» **Information shown**:

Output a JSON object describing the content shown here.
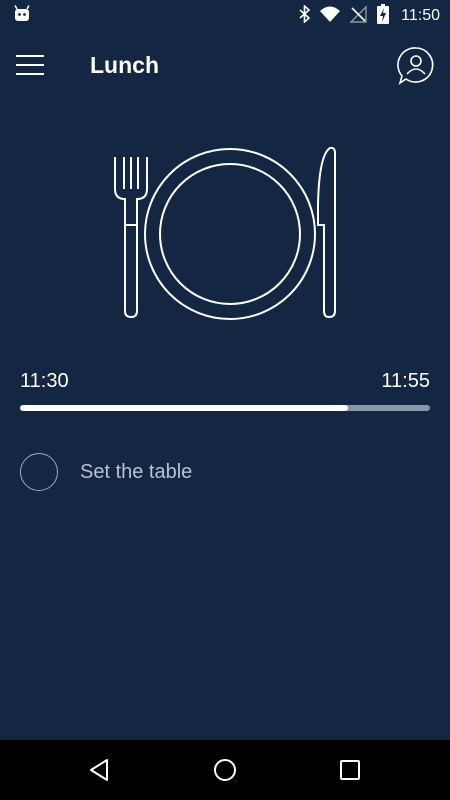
{
  "status_bar": {
    "time": "11:50",
    "icons": [
      "android-icon",
      "bluetooth-icon",
      "wifi-icon",
      "no-signal-icon",
      "battery-charging-icon"
    ]
  },
  "app_bar": {
    "title": "Lunch",
    "menu_icon": "hamburger-menu-icon",
    "profile_icon": "user-profile-icon"
  },
  "illustration": {
    "icon": "plate-fork-knife-icon"
  },
  "timeline": {
    "start_time": "11:30",
    "end_time": "11:55",
    "progress_fraction": 0.8
  },
  "tasks": [
    {
      "label": "Set the table",
      "checked": false
    }
  ],
  "nav_bar": {
    "icons": [
      "back-icon",
      "home-icon",
      "recents-icon"
    ]
  },
  "colors": {
    "background": "#132743",
    "progress_fill": "#ffffff",
    "progress_track": "#8a96a8",
    "task_text": "#b8c2d1"
  }
}
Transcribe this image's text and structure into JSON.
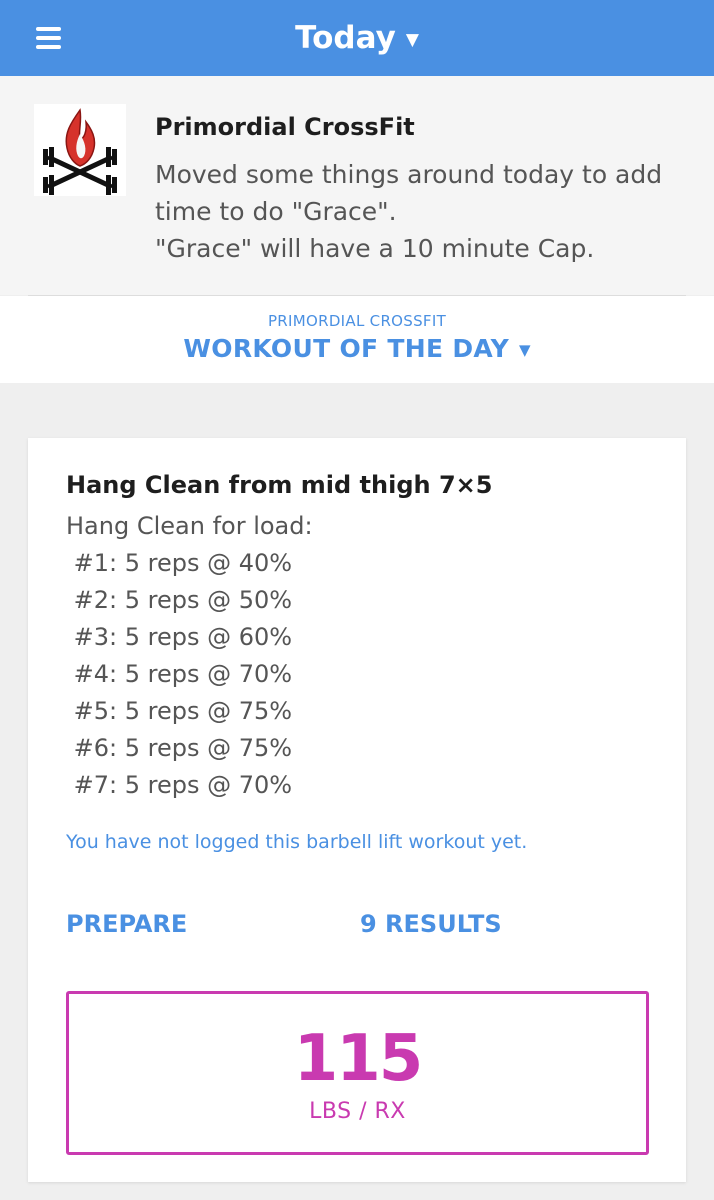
{
  "header": {
    "title": "Today",
    "menu_icon": "hamburger-menu-icon",
    "dropdown_icon": "caret-down-icon"
  },
  "announcement": {
    "gym_name": "Primordial CrossFit",
    "logo_icon": "flame-crossed-barbells-logo",
    "message": "Moved some things around today to add time to do \"Grace\".\n\"Grace\" will have a 10 minute Cap."
  },
  "section": {
    "subtitle": "PRIMORDIAL CROSSFIT",
    "title": "WORKOUT OF THE DAY"
  },
  "workout": {
    "title": "Hang Clean from mid thigh 7×5",
    "lines": [
      "Hang Clean for load:",
      " #1: 5 reps @ 40%",
      " #2: 5 reps @ 50%",
      " #3: 5 reps @ 60%",
      " #4: 5 reps @ 70%",
      " #5: 5 reps @ 75%",
      " #6: 5 reps @ 75%",
      " #7: 5 reps @ 70%"
    ],
    "log_note": "You have not logged this barbell lift workout yet.",
    "prepare_label": "PREPARE",
    "results_label": "9 RESULTS"
  },
  "score": {
    "value": "115",
    "unit": "LBS / RX"
  },
  "colors": {
    "header_blue": "#4a90e2",
    "accent_magenta": "#c93ab0",
    "logo_red": "#d6322b"
  }
}
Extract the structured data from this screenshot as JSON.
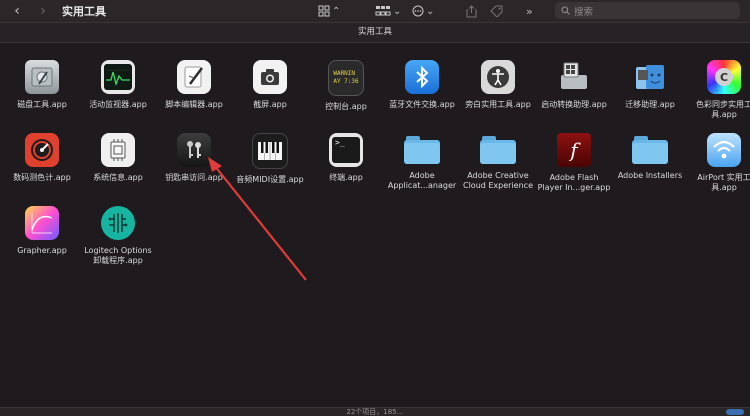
{
  "window": {
    "title": "实用工具",
    "tab_title": "实用工具",
    "search_placeholder": "搜索",
    "status_text": "22个项目，185…"
  },
  "toolbar": {
    "back_icon": "chevron-left-icon",
    "forward_icon": "chevron-right-icon",
    "view_icon": "grid-view-icon",
    "group_icon": "group-by-icon",
    "action_icon": "ellipsis-circle-icon",
    "share_icon": "share-icon",
    "tag_icon": "tag-icon",
    "more_icon": "chevron-double-right-icon"
  },
  "apps": [
    {
      "label": "磁盘工具.app",
      "icon": "disk-utility-icon"
    },
    {
      "label": "活动监视器.app",
      "icon": "activity-monitor-icon"
    },
    {
      "label": "脚本编辑器.app",
      "icon": "script-editor-icon"
    },
    {
      "label": "截屏.app",
      "icon": "screenshot-icon"
    },
    {
      "label": "控制台.app",
      "icon": "console-icon"
    },
    {
      "label": "蓝牙文件交换.app",
      "icon": "bluetooth-icon"
    },
    {
      "label": "旁白实用工具.app",
      "icon": "voiceover-icon"
    },
    {
      "label": "启动转换助理.app",
      "icon": "boot-camp-icon"
    },
    {
      "label": "迁移助理.app",
      "icon": "migration-assistant-icon"
    },
    {
      "label": "色彩同步实用工\n具.app",
      "icon": "colorsync-icon"
    },
    {
      "label": "数码测色计.app",
      "icon": "digital-color-meter-icon"
    },
    {
      "label": "系统信息.app",
      "icon": "system-information-icon"
    },
    {
      "label": "钥匙串访问.app",
      "icon": "keychain-access-icon"
    },
    {
      "label": "音频MIDI设置.app",
      "icon": "audio-midi-icon"
    },
    {
      "label": "终端.app",
      "icon": "terminal-icon"
    },
    {
      "label": "Adobe\nApplicat...anager",
      "icon": "folder-icon"
    },
    {
      "label": "Adobe Creative\nCloud Experience",
      "icon": "folder-icon"
    },
    {
      "label": "Adobe Flash\nPlayer In...ger.app",
      "icon": "flash-icon"
    },
    {
      "label": "Adobe Installers",
      "icon": "folder-icon"
    },
    {
      "label": "AirPort 实用工\n具.app",
      "icon": "airport-icon"
    },
    {
      "label": "Grapher.app",
      "icon": "grapher-icon"
    },
    {
      "label": "Logitech Options\n卸载程序.app",
      "icon": "logitech-icon"
    }
  ],
  "console_icon_text": [
    "WARNIN",
    "AY 7:36"
  ],
  "annotation": {
    "icon": "red-arrow-annotation",
    "color": "#e23b3b"
  }
}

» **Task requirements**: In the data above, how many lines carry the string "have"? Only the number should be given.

» **Answer area**: 2